Exercise details: Find every line in the data that contains the word "Stress". Return each of those lines.

+---+

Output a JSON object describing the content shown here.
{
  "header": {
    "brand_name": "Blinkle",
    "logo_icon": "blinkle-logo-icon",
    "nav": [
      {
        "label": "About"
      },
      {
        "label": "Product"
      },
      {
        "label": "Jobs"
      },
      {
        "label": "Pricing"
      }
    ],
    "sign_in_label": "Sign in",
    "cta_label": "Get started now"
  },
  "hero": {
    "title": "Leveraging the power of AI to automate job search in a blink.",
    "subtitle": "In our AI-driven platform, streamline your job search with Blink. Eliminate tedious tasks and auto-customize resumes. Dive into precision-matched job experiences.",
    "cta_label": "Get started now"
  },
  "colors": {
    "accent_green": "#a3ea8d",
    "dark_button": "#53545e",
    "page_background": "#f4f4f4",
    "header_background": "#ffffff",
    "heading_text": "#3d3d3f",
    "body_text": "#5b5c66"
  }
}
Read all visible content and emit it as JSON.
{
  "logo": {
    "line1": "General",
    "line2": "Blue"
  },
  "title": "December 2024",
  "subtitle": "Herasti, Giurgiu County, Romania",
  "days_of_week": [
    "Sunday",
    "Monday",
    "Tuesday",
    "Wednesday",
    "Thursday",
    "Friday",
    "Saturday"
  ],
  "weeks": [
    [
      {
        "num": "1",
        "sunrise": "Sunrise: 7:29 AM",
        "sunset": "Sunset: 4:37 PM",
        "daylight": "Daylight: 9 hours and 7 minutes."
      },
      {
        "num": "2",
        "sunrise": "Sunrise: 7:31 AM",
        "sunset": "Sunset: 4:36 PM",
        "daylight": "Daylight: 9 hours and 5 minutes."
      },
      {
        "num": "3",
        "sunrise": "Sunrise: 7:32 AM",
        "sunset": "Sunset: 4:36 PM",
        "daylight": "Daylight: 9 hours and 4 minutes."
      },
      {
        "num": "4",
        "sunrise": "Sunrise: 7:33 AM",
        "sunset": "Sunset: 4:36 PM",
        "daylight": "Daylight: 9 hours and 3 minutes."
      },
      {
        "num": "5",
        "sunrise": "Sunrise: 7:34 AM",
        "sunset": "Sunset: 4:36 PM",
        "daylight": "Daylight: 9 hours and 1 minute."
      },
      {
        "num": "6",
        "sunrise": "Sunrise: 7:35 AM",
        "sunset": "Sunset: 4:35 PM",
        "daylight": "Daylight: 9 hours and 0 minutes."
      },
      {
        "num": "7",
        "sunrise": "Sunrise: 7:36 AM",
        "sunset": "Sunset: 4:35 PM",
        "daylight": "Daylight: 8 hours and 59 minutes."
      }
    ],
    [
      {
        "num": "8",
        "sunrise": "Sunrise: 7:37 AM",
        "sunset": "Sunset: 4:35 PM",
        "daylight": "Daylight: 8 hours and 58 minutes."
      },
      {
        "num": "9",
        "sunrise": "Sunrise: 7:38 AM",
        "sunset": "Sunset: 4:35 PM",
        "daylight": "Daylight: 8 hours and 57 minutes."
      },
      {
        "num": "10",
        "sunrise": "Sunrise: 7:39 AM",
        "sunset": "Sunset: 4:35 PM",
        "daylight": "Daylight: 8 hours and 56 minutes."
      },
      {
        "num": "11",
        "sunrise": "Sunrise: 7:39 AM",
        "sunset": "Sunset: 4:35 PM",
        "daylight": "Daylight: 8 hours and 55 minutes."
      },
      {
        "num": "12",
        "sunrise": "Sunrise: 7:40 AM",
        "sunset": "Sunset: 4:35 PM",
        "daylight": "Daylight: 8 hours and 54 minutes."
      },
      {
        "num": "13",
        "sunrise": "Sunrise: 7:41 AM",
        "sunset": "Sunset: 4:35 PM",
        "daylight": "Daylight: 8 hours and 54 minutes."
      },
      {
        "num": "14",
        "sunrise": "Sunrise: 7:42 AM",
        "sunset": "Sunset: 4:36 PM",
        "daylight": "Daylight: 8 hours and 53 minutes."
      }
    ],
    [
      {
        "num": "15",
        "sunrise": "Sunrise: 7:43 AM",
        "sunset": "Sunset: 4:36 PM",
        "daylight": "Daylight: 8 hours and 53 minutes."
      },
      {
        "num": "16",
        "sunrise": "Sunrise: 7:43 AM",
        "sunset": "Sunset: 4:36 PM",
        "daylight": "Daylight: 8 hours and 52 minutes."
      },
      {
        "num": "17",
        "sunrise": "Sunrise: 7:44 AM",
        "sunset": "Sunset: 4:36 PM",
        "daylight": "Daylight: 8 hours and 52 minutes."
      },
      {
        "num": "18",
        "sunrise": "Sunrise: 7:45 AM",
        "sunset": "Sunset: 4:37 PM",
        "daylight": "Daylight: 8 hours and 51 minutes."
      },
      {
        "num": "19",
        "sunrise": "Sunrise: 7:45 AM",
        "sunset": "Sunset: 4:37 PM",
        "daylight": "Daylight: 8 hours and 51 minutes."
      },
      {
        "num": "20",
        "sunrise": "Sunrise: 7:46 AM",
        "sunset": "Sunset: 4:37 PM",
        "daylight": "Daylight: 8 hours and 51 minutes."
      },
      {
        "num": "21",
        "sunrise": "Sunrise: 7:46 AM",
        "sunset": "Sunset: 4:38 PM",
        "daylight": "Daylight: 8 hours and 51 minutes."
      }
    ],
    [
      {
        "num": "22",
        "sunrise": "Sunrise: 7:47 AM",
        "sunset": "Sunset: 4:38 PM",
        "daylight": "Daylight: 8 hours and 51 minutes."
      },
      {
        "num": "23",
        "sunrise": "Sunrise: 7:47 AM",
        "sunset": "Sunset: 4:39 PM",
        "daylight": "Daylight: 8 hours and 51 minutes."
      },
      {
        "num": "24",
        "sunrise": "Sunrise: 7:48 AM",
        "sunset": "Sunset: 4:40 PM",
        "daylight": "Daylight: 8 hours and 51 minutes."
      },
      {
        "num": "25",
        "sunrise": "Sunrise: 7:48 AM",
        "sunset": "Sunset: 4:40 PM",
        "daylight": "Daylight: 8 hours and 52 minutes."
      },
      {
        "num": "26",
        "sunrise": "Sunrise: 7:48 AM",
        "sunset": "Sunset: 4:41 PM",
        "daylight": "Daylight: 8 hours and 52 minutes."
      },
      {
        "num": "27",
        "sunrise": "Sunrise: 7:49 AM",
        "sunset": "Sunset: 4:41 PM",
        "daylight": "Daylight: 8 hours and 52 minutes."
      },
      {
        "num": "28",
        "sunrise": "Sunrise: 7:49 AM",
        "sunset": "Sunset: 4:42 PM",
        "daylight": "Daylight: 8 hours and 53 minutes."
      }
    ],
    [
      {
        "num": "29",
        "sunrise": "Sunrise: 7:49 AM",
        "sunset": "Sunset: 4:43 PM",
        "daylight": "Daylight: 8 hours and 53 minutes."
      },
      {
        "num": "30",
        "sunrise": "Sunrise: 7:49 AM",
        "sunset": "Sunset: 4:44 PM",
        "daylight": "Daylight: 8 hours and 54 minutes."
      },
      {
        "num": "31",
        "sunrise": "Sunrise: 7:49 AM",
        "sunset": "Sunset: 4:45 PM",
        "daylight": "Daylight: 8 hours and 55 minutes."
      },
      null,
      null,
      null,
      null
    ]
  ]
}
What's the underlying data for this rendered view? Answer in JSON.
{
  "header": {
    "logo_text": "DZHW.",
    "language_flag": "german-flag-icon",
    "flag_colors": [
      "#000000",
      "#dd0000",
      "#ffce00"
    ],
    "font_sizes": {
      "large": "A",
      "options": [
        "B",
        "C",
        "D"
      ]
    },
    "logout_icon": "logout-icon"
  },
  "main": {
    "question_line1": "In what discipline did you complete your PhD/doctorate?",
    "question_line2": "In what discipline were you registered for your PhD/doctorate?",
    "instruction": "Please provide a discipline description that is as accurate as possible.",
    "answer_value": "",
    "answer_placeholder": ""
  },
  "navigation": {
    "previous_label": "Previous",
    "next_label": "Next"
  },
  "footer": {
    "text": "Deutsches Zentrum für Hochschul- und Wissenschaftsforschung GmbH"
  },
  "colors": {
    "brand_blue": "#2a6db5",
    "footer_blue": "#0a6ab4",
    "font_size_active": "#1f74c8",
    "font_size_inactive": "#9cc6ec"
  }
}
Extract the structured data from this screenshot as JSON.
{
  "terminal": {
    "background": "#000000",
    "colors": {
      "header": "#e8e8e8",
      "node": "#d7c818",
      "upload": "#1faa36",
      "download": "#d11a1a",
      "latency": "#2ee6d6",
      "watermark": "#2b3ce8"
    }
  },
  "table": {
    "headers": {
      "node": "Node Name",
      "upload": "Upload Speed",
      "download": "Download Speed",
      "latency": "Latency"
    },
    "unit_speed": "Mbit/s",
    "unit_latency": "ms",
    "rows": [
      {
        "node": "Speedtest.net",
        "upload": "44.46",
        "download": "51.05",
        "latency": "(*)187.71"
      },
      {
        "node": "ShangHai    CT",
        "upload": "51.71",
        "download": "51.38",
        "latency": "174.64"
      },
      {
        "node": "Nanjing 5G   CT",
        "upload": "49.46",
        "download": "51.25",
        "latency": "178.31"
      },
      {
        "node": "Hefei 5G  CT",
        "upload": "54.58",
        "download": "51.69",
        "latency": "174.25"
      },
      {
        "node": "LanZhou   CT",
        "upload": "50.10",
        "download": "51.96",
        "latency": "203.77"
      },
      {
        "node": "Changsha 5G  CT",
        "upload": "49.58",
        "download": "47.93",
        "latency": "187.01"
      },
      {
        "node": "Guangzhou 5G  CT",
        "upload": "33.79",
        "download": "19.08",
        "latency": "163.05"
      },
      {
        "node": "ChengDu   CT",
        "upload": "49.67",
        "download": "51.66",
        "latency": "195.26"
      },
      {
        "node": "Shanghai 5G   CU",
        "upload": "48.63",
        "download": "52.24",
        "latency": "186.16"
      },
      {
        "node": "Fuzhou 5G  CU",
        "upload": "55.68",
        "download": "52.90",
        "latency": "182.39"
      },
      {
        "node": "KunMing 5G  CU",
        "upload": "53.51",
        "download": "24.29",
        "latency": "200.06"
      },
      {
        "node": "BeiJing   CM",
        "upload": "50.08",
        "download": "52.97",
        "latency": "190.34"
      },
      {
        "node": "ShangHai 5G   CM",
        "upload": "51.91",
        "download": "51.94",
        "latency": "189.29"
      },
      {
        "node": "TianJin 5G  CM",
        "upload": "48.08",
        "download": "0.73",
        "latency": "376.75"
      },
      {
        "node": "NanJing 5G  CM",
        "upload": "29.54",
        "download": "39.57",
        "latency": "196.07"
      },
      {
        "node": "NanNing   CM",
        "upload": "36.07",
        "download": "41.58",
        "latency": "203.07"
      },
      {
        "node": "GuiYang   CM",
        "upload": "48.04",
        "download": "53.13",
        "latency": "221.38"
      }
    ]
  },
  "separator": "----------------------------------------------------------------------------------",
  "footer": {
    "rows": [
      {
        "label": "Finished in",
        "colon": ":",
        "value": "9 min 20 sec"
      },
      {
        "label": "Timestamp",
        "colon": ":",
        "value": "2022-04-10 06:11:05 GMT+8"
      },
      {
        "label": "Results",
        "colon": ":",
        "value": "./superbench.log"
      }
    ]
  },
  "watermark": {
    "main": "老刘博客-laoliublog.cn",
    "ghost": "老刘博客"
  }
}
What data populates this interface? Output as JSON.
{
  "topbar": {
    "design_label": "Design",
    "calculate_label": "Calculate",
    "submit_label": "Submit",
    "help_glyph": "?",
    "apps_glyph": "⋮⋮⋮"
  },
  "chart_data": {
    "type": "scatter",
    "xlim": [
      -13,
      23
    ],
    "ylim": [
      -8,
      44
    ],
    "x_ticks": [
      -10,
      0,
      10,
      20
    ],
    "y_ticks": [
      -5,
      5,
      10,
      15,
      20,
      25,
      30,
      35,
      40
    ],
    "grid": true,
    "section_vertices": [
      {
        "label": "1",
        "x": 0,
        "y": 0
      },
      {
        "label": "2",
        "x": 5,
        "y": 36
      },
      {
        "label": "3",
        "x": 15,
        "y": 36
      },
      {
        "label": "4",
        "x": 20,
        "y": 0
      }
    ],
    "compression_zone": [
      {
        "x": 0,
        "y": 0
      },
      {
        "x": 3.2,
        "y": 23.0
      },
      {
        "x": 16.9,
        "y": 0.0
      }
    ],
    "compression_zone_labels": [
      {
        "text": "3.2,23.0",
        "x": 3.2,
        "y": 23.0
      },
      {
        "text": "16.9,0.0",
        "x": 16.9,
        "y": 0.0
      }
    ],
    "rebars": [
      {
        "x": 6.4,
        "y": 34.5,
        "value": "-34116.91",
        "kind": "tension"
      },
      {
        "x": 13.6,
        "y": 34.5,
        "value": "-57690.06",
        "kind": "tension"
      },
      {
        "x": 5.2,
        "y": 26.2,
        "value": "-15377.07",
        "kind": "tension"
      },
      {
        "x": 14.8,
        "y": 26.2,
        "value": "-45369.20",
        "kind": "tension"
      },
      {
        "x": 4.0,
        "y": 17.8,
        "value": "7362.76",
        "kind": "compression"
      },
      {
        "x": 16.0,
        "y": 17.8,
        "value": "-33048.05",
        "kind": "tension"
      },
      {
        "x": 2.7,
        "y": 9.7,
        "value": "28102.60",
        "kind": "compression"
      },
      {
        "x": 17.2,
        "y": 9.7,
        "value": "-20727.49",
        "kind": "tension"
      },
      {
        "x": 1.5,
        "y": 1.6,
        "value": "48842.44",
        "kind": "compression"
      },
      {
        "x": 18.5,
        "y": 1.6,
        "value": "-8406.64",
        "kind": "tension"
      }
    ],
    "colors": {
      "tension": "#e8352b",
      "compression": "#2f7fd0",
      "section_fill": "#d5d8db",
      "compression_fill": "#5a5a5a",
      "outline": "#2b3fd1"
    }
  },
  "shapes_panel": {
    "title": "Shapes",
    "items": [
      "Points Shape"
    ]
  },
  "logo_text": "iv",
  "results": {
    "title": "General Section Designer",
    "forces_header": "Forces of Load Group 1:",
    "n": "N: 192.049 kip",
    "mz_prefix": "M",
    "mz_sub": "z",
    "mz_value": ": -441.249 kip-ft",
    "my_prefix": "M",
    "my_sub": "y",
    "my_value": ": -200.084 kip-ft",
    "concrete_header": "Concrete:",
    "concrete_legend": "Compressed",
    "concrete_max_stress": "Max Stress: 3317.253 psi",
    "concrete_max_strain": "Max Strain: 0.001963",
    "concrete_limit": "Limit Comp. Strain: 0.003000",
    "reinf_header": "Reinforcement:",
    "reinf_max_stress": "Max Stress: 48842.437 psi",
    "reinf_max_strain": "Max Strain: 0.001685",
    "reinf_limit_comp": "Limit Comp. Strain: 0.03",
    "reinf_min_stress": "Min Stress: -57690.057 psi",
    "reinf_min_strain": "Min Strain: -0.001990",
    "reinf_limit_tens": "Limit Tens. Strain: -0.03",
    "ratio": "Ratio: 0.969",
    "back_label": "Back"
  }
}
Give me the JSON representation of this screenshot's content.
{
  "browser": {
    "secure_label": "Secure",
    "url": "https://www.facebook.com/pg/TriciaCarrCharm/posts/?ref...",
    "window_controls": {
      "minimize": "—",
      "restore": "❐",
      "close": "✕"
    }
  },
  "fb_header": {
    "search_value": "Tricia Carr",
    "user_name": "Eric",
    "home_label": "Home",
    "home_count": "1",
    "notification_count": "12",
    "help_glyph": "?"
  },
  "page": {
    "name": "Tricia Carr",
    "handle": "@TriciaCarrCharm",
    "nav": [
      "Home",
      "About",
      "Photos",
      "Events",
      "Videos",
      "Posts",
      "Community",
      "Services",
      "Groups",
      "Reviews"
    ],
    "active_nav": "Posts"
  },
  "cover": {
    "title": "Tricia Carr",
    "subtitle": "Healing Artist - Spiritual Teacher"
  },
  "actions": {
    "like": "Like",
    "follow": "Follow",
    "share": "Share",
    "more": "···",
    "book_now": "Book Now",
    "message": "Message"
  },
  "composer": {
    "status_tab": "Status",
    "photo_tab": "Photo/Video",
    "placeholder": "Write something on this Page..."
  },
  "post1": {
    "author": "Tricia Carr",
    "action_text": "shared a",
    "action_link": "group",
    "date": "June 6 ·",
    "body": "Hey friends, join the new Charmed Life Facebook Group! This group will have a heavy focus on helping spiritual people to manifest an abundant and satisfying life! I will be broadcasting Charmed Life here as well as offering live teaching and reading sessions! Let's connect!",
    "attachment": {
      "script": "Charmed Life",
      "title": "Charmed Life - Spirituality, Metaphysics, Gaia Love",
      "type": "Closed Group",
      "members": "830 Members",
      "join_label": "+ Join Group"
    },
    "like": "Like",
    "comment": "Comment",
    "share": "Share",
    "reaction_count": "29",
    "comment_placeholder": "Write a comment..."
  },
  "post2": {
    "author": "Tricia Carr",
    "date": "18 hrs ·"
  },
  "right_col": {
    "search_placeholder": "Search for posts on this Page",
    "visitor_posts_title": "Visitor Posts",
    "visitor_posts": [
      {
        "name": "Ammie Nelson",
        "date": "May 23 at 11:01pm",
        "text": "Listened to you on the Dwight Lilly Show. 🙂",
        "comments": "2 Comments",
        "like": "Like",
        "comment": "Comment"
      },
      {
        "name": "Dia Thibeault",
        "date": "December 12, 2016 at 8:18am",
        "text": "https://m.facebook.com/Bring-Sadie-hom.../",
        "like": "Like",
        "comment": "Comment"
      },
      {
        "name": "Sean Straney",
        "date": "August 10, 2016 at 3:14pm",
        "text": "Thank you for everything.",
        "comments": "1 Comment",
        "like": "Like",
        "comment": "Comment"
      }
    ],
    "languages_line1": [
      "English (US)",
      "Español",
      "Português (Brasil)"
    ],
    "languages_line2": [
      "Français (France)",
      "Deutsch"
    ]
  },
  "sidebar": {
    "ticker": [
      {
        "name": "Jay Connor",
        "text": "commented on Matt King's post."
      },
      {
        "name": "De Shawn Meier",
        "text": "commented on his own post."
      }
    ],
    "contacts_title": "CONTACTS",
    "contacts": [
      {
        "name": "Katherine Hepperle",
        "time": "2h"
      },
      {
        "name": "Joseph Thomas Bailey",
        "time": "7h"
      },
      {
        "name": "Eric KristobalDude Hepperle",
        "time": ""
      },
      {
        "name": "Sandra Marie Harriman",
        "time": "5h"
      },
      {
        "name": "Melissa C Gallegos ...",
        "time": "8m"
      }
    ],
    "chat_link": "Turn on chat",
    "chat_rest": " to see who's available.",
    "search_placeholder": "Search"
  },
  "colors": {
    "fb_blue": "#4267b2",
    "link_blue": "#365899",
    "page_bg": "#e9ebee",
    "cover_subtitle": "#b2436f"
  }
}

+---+

Expected answer:
    "concrete_max_stress": "Max Stress: 3317.253 psi",
    "reinf_max_stress": "Max Stress: 48842.437 psi",
    "reinf_min_stress": "Min Stress: -57690.057 psi",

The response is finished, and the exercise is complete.